It’s a very typical Hip song–guitars that build but then retreat to let Gord Downie’s voice soar above the quiet verses. There’s something agonizingly beautiful about the way he sings the verses, which almost feel like they are a capella, the music is so minimal. Then for the second verse, the band kicks in and builds the song even more.
The chorus, which is very simple and is barely a chorus at all, punctuates the verses perfectly, with Downie’s voice being a great anchor. The song doesn’t rock as hard as some Hip songs, nor is it as ballady as others, but it’s a perfect example of what the Hip do so well–a middle tempo song that is both passionate and also rocks. (Although I could do without those weird little keyboard notes that dot the end).
[READ: May 8, 2013] “Marjorie Lemke”
At first I was unhappy about this story—it seemed like it would be another story of a young girl who gets pregnant and has a shitty life. Especially when I found out the father is a junkie who has run off and that she herself was a huffer of chemical fumes. Oh boy. And for some reason I thought the story was Irish (I guess there’s lots of down on your luck Irish girl stories out there–cheeky!)
But Braunstein transcends that story but giving Marjorie a support system. Her aunt, who is very helpful (but doesn’t remove her responsibilities), and a job as a maid at a nice (but not too nice) hotel. Her daughter, Della, is small for her age, but she seems mostly healthy. And the hotel allows Marjorie to bring Della along on her cleaning cart (tucked into the clean towels). Della pretty much sleeps all day (which is good for work, but not so good for nighttime), and no one has complained about her cooing or drinking a bottle when she does wake up.
Then Marjorie knocks on a door and a man is in there—he didn’t say anything when she knocked. At first Marjorie thinks he’s masturbating, but he’s not, he’s just absorbed in the newspaper on his lap. He tells her to just go about her work, don’t mind him. So she does. He’s not cold exactly just absorbed in what he’s doing.
The next time she goes to the room, he is there again, but this time his wife is there too. She is brusque and tells Marjorie that they will be in the room for about 4 weeks—she is an inspector and has several jobs in the area. She asks that Marjorie come every two days to clean and says there will be a large tip waiting for her.

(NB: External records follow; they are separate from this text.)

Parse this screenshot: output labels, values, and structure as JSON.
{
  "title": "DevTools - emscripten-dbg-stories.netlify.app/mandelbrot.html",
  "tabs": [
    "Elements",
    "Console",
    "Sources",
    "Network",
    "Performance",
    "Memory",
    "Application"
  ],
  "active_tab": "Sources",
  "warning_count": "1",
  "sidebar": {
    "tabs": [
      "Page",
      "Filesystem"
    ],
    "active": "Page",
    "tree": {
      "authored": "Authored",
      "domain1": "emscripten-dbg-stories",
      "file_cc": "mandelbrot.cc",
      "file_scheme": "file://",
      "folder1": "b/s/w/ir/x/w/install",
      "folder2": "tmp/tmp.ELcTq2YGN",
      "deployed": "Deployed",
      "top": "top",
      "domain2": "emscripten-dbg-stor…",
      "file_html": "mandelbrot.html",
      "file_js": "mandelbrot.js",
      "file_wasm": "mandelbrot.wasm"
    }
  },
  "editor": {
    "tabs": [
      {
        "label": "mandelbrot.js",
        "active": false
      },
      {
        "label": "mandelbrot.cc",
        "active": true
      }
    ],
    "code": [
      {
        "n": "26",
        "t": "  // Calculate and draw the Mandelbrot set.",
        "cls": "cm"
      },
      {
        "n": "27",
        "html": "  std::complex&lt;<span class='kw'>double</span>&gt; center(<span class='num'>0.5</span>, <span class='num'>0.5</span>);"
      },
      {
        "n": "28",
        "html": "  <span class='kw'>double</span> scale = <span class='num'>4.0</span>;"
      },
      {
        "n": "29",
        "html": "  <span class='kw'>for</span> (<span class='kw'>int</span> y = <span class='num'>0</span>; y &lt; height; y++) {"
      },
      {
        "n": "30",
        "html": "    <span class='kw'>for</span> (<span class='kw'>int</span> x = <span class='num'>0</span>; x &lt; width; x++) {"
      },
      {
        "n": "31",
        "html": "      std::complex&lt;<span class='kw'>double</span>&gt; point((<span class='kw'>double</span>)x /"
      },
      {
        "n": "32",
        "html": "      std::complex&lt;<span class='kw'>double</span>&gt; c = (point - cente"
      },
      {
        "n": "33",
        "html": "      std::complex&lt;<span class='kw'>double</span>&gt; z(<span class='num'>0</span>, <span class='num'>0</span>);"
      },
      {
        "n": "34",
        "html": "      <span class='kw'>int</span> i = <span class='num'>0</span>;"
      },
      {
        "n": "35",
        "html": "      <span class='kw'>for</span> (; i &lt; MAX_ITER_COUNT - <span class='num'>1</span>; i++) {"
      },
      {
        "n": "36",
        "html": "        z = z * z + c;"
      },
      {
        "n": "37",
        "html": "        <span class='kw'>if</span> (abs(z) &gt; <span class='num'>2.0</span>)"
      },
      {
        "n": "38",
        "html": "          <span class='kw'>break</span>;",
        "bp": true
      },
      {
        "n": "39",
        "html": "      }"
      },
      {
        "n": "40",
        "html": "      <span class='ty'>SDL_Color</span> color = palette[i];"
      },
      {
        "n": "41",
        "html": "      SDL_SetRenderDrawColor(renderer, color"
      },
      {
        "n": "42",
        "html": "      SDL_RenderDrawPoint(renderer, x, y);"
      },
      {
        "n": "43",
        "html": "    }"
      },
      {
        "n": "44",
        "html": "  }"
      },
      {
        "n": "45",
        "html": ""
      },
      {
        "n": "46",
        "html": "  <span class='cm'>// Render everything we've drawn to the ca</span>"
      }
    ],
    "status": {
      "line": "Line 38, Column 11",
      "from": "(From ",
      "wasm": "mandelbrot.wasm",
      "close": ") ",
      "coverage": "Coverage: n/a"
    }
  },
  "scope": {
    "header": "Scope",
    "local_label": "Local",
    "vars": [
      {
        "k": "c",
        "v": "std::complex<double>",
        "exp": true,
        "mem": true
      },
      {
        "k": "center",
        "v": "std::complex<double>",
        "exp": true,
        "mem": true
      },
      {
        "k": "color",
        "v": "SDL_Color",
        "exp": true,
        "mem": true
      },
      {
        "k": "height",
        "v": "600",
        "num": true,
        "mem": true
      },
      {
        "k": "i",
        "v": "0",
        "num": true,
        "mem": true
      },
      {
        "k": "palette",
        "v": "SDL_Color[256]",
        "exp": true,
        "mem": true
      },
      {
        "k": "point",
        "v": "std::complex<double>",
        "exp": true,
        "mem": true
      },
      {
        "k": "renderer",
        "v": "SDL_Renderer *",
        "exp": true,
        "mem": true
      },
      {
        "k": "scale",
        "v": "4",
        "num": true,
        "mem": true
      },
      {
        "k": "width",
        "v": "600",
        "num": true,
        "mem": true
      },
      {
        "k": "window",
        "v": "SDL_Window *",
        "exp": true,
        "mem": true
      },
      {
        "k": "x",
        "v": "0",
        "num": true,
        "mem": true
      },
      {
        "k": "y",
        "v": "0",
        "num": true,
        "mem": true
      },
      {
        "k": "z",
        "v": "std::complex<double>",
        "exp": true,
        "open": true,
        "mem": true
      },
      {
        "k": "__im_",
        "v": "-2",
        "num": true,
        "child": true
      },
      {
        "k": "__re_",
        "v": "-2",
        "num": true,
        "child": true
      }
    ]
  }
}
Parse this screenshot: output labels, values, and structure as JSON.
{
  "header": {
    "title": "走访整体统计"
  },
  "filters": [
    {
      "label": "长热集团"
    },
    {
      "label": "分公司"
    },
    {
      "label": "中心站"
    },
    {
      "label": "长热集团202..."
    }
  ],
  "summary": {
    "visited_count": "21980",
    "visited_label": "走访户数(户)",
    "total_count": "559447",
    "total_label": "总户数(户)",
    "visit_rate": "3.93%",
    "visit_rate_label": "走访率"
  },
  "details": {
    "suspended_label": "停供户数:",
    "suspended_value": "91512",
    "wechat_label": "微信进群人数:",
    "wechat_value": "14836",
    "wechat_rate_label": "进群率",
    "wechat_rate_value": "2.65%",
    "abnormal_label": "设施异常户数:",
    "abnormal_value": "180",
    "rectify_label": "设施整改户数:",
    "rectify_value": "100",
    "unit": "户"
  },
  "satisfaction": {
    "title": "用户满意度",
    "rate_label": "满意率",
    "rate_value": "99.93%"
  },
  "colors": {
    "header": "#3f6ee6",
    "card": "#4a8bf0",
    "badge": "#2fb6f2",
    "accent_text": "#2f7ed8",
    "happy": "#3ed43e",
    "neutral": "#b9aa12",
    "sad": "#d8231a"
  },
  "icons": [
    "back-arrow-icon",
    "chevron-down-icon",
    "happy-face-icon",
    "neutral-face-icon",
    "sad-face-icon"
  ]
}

The story then jumps forward a bit. In a way that is impressionistic more than telling, we learn that Marjorie and the man, Gabe, are getting close—talking, holding hands, comforting each other. Gabe recently has his stomach stapled, he used to be very large and so he is not exactly bedridden, but he is resting and doesn’t go out of the hotel very much. She feels sad for him but he is thrilled with how thin he is now. She asks all about him and his life with his wife—how they met (a sweet story, back when he was thin and she was chubby) and how he has encouraged her in her new job, even if it means he is left alone. We also learn about her past when a boy in school said that her initials stood for Major Loser. The pathos of her saying it wasn’t true then, but it is now, was quite powerful
Slowly we realize that Gave and Marjorie are getting more physical. Marjorie knows that nothing long term will come of this, she is aware that Gabe won’t leave his wife and really, she doesn’t want him too. She likes the idea of giving Gae comfort now but otherwise having no impact on their lives. And that seems believable.
The problems for Marjorie are about her and her baby and her habit—she keeps itching for the cleaning products, looking for that high. By the end of the story, things begin to come together. It seems likely that Gabe’s wife will never find out about what he and Marjorie did, but Marjorie has other plans. Especially when she finds out something about them that Gabe’s wife doesn’t know.
I really enjoyed this story. It was funny and sweet and moving as well. I’ll look for more from Braunstein.